Botswana’s travel and tourism competitiveness worrisome
Other African countries’ competitiveness still low
In the 2017 Travel and Tourism report, World Economic Forum (WEF) indicates that Botswana and other countries in Sub Sahara Africa will continue to face difficulties in attracting tourists due to low competitiveness.
The T&T Competitiveness Report 2017 which assessed the performance of the 136 economies based on the World Economic Forum’s Travel & Tourism Competitiveness Index (TTCI) shows that when compared with 2015 rankings, Botswana has failed to record significant improvements in global rankings.
At global level, Botswana has been ranked 85 out of 136 countries with an overall score of 3.52 compared to 88 / 141 ranking and a score of 3.4 recorded in 2015. According to WEF, lack of international openness, concerns related to health and hygiene and a gap in tourists’ service infrastructure are top challenges that resulted with failure to record improvements in rankings and demoralize tourists from visiting the country. In international openness and health and hygiene, the country has been ranked 118 out of 136 countries. In air transport infrastructure, ground and port infrastructure and other tourism support-infrastructure the country has been ranked 87th, 89th and 84th respectively.
Compared to its neighboring countries such as South Africa and Namibia, Botswana lacks extensive road and rail connections particularly in the western regions of the country and the challenge is compounded by the underdevelopment of air freight transport that can enable access to tourists’ features. Botswana government has indicated that lack of financial resources impedes sufficient road maintenance and this has resulted with unsafe roads and has scared away potential tourists. Government on annual basis needs around P2 billion to refurbish local roads, but the country fuel levy which is used for road maintenance generates only P720 million, according to recent figures from the Ministry of Transport and Communications.
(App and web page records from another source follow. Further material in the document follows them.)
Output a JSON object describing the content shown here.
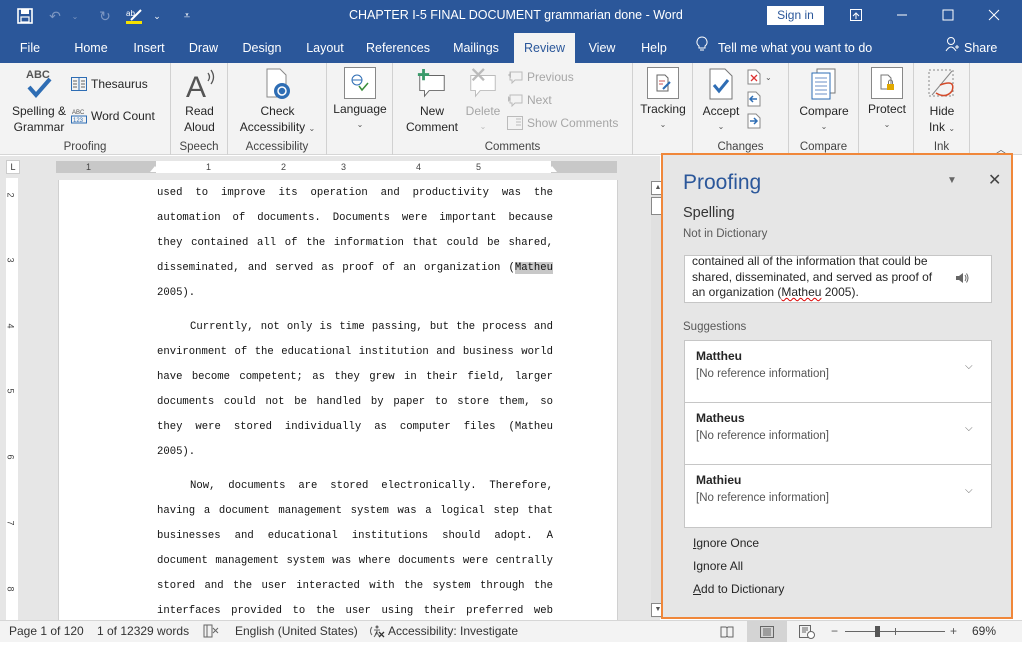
{
  "titlebar": {
    "title": "CHAPTER I-5 FINAL DOCUMENT  grammarian done  -  Word",
    "sign_in": "Sign in",
    "icons": [
      "save-icon",
      "undo-icon",
      "redo-icon",
      "highlight-spelling-icon",
      "customize-qat-icon"
    ],
    "window_controls": [
      "ribbon-display-options-icon",
      "minimize-icon",
      "maximize-icon",
      "close-icon"
    ]
  },
  "tabs": {
    "items": [
      "File",
      "Home",
      "Insert",
      "Draw",
      "Design",
      "Layout",
      "References",
      "Mailings",
      "Review",
      "View",
      "Help"
    ],
    "active": "Review",
    "tell_me": "Tell me what you want to do",
    "share": "Share"
  },
  "ribbon": {
    "groups": {
      "proofing": {
        "label": "Proofing",
        "spelling_line1": "Spelling &",
        "spelling_line2": "Grammar",
        "spelling_icon_text": "ABC",
        "thesaurus": "Thesaurus",
        "word_count": "Word Count"
      },
      "speech": {
        "label": "Speech",
        "read_line1": "Read",
        "read_line2": "Aloud"
      },
      "accessibility": {
        "label": "Accessibility",
        "check_line1": "Check",
        "check_line2": "Accessibility"
      },
      "language": {
        "label": "Language"
      },
      "comments": {
        "label": "Comments",
        "new_line1": "New",
        "new_line2": "Comment",
        "delete": "Delete",
        "previous": "Previous",
        "next": "Next",
        "show_comments": "Show Comments"
      },
      "tracking": {
        "label": "Tracking"
      },
      "changes": {
        "label": "Changes",
        "accept": "Accept"
      },
      "compare": {
        "label": "Compare",
        "compare": "Compare"
      },
      "protect": {
        "label": "Protect"
      },
      "ink": {
        "label": "Ink",
        "hide_line1": "Hide",
        "hide_line2": "Ink"
      }
    }
  },
  "ruler": {
    "h_numbers": [
      "1",
      "1",
      "2",
      "3",
      "4",
      "5"
    ],
    "v_numbers": [
      "2",
      "3",
      "4",
      "5",
      "6",
      "7",
      "8"
    ]
  },
  "document": {
    "paragraphs": [
      {
        "lines": [
          "used to improve its operation and productivity was the",
          "automation of documents. Documents were important because",
          "they contained all of the information that could be shared,",
          "disseminated, and served as proof of an organization (",
          "2005)."
        ],
        "highlight_word": "Matheu"
      },
      {
        "lines": [
          "Currently, not only is time passing, but the process and",
          "environment of the educational institution and business world",
          "have become competent; as they grew in their field, larger",
          "documents could not be handled by paper to store them, so",
          "they were stored individually as computer files (Matheu",
          "2005)."
        ]
      },
      {
        "lines": [
          "Now, documents are stored electronically. Therefore,",
          "having a document management system was a logical step that",
          "businesses and educational institutions should adopt. A",
          "document management system was where documents were centrally",
          "stored and the user interacted with the system through the",
          "interfaces provided to the user using their preferred web"
        ]
      }
    ]
  },
  "proofing_pane": {
    "title": "Proofing",
    "section": "Spelling",
    "subtitle": "Not in Dictionary",
    "context_line1": "contained all of the information that could be",
    "context_line2": "shared, disseminated, and served as proof of",
    "context_line3_pre": "an organization (",
    "context_word": "Matheu",
    "context_line3_post": " 2005).",
    "suggestions_label": "Suggestions",
    "suggestions": [
      {
        "word": "Mattheu",
        "ref": "[No reference information]"
      },
      {
        "word": "Matheus",
        "ref": "[No reference information]"
      },
      {
        "word": "Mathieu",
        "ref": "[No reference information]"
      }
    ],
    "actions": {
      "ignore_once_key": "I",
      "ignore_once_rest": "gnore Once",
      "ignore_all_pre": "I",
      "ignore_all_key": "g",
      "ignore_all_rest": "nore All",
      "add_key": "A",
      "add_rest": "dd to Dictionary"
    }
  },
  "statusbar": {
    "page": "Page 1 of 120",
    "words": "1 of 12329 words",
    "language": "English (United States)",
    "accessibility": "Accessibility: Investigate",
    "zoom_percent": "69%",
    "zoom_value": 69,
    "active_view": "print-layout"
  },
  "colors": {
    "brand": "#2b579a",
    "pane_highlight": "#f0873a"
  }
}
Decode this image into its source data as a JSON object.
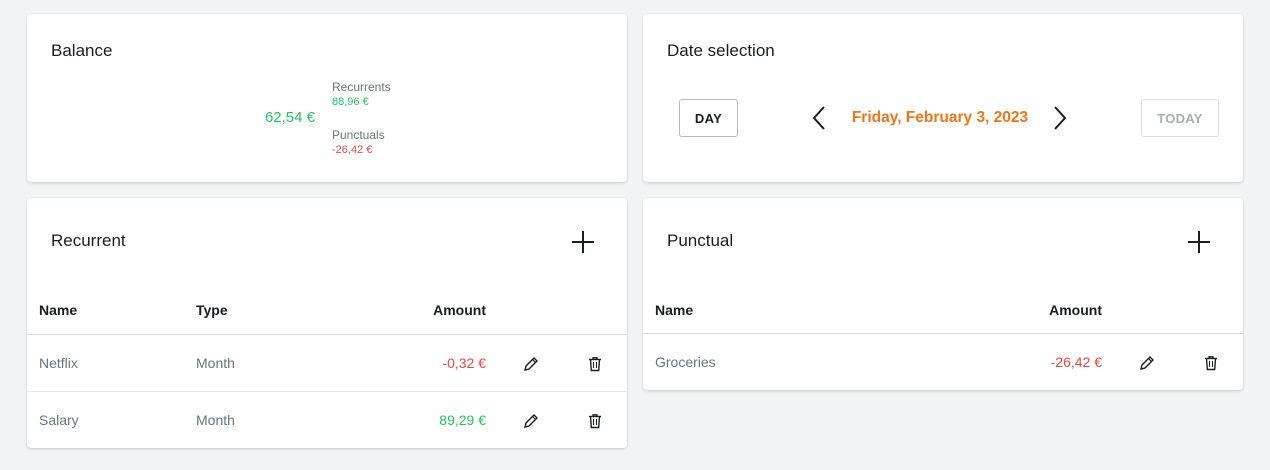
{
  "balance": {
    "title": "Balance",
    "total": "62,54 €",
    "recurrents_label": "Recurrents",
    "recurrents_value": "88,96 €",
    "punctuals_label": "Punctuals",
    "punctuals_value": "-26,42 €"
  },
  "date_selection": {
    "title": "Date selection",
    "mode_button": "DAY",
    "current_date": "Friday, February 3, 2023",
    "today_button": "TODAY",
    "prev_icon": "chevron-left-icon",
    "next_icon": "chevron-right-icon"
  },
  "recurrent": {
    "title": "Recurrent",
    "add_icon": "plus-icon",
    "headers": {
      "name": "Name",
      "type": "Type",
      "amount": "Amount"
    },
    "rows": [
      {
        "name": "Netflix",
        "type": "Month",
        "amount": "-0,32 €"
      },
      {
        "name": "Salary",
        "type": "Month",
        "amount": "89,29 €"
      }
    ]
  },
  "punctual": {
    "title": "Punctual",
    "add_icon": "plus-icon",
    "headers": {
      "name": "Name",
      "amount": "Amount"
    },
    "rows": [
      {
        "name": "Groceries",
        "amount": "-26,42 €"
      }
    ]
  },
  "colors": {
    "positive": "#22c55e",
    "negative": "#ef4444",
    "accent": "#f97316"
  }
}
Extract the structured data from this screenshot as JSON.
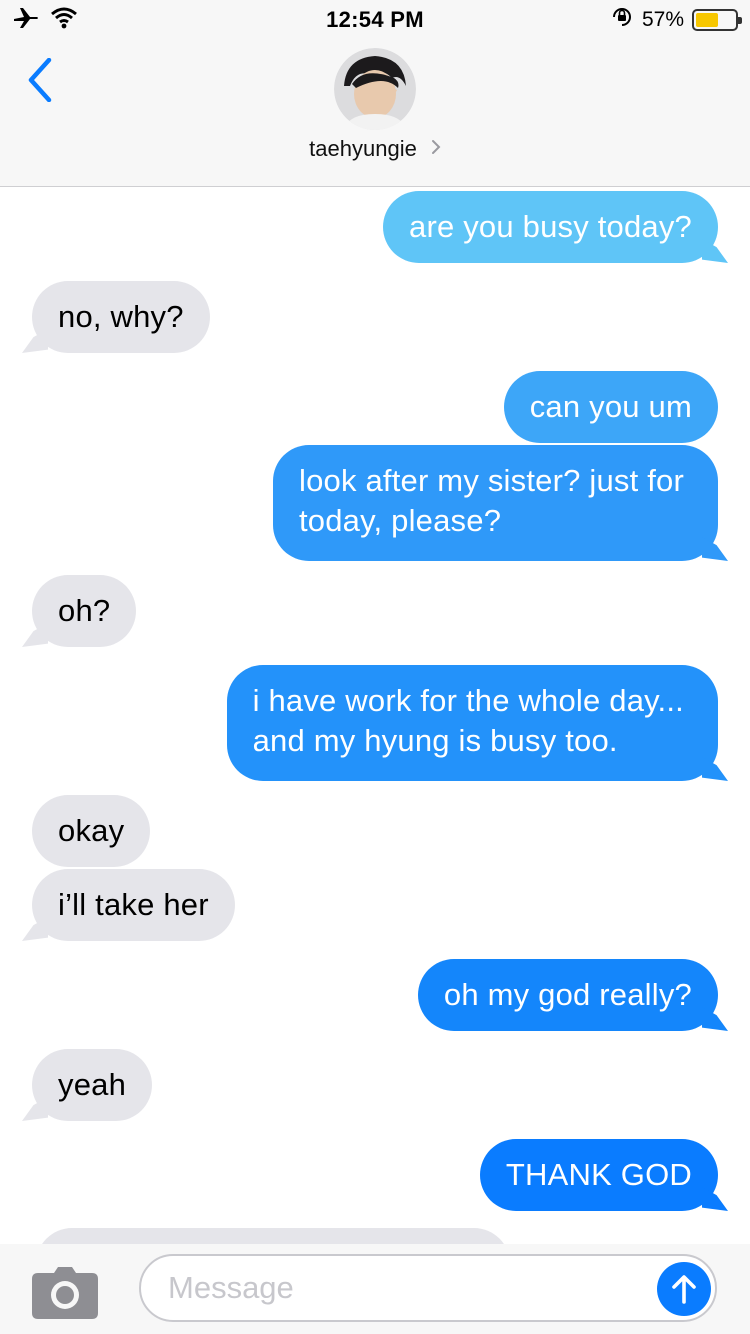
{
  "status_bar": {
    "time": "12:54 PM",
    "battery_percent_label": "57%",
    "battery_level": 0.57,
    "airplane_icon": "airplane-icon",
    "wifi_icon": "wifi-icon",
    "rotation_lock_icon": "rotation-lock-icon"
  },
  "header": {
    "contact_name": "taehyungie",
    "chevron": "›"
  },
  "messages": [
    {
      "side": "sent",
      "text": "are you busy today?"
    },
    {
      "side": "received",
      "text": "no, why?"
    },
    {
      "side": "sent",
      "text": "can you um"
    },
    {
      "side": "sent",
      "text": "look after my sister? just for\ntoday, please?"
    },
    {
      "side": "received",
      "text": "oh?"
    },
    {
      "side": "sent",
      "text": "i have work for the whole day...\nand my hyung is busy too."
    },
    {
      "side": "received",
      "text": "okay"
    },
    {
      "side": "received",
      "text": "i’ll take her"
    },
    {
      "side": "sent",
      "text": "oh my god really?"
    },
    {
      "side": "received",
      "text": "yeah"
    },
    {
      "side": "sent",
      "text": "THANK GOD"
    }
  ],
  "composer": {
    "placeholder": "Message"
  },
  "colors": {
    "sent_top": "#5ac8fa",
    "sent_bottom": "#0a7cff",
    "received": "#e5e5ea",
    "accent": "#0a7cff"
  }
}
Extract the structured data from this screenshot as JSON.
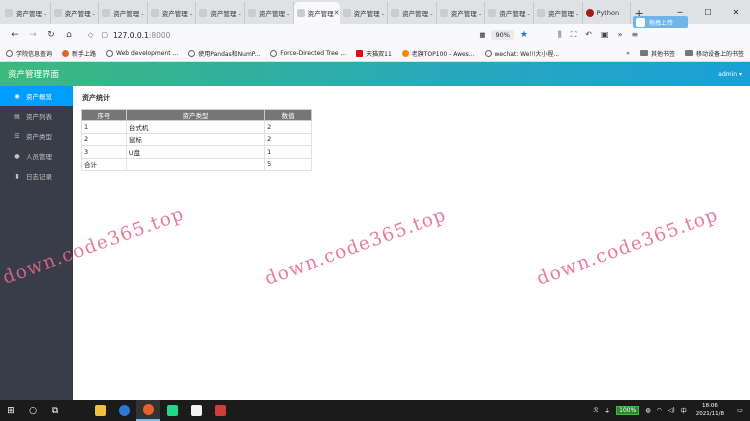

Government has also indicated that due to low levy government cannot purchase thick wire for fences to prevent livestock and wildlife for roaming the roads and improve safety in the roads.
WEF indicated that private and public infrastructure investments such as airport development, accommodation room stock, road and rail, and communication technologies lags behind leading to significant bottlenecks, not only in Botswana, but in majority of African countries. “Such infrastructure is not only critical for the continued development of the travel and tourism industry but also key in providing employment opportunities and regional development,” said WEF.
WEF said air connectivity and travel cost in Africa remain challenges linked to the regulatory framework. “Although most African nations have signed onto the 1988 Yamoussoukro Declaration in an effort to reach a multilateral “open skies” agreement, almost thirty years later, air travel remains inefficient throughout the region. Stifled by concerns about different levels of development, protectionist fears linked to their national carriers, conflicts with competition regulations and lack of dispute settlement mechanism, mean that, to date, it is still difficult for any company to fly to new destinations.”
WEF stated that apart from infrastructure, a number of conditions need to be in place to grow tourism, including the expansion of an African middle class. “Despite sustained economic growth in the past decade, Africa has not seen the same kind of income increases enjoyed by Asian households. As a consequence, only a fraction of African people can afford to travel. While tourism in Europe and, more recently, Asia has been fuelled by intra-regional travel, data reveals that, on average, African tourists spend less of what an overseas tourist would spend.”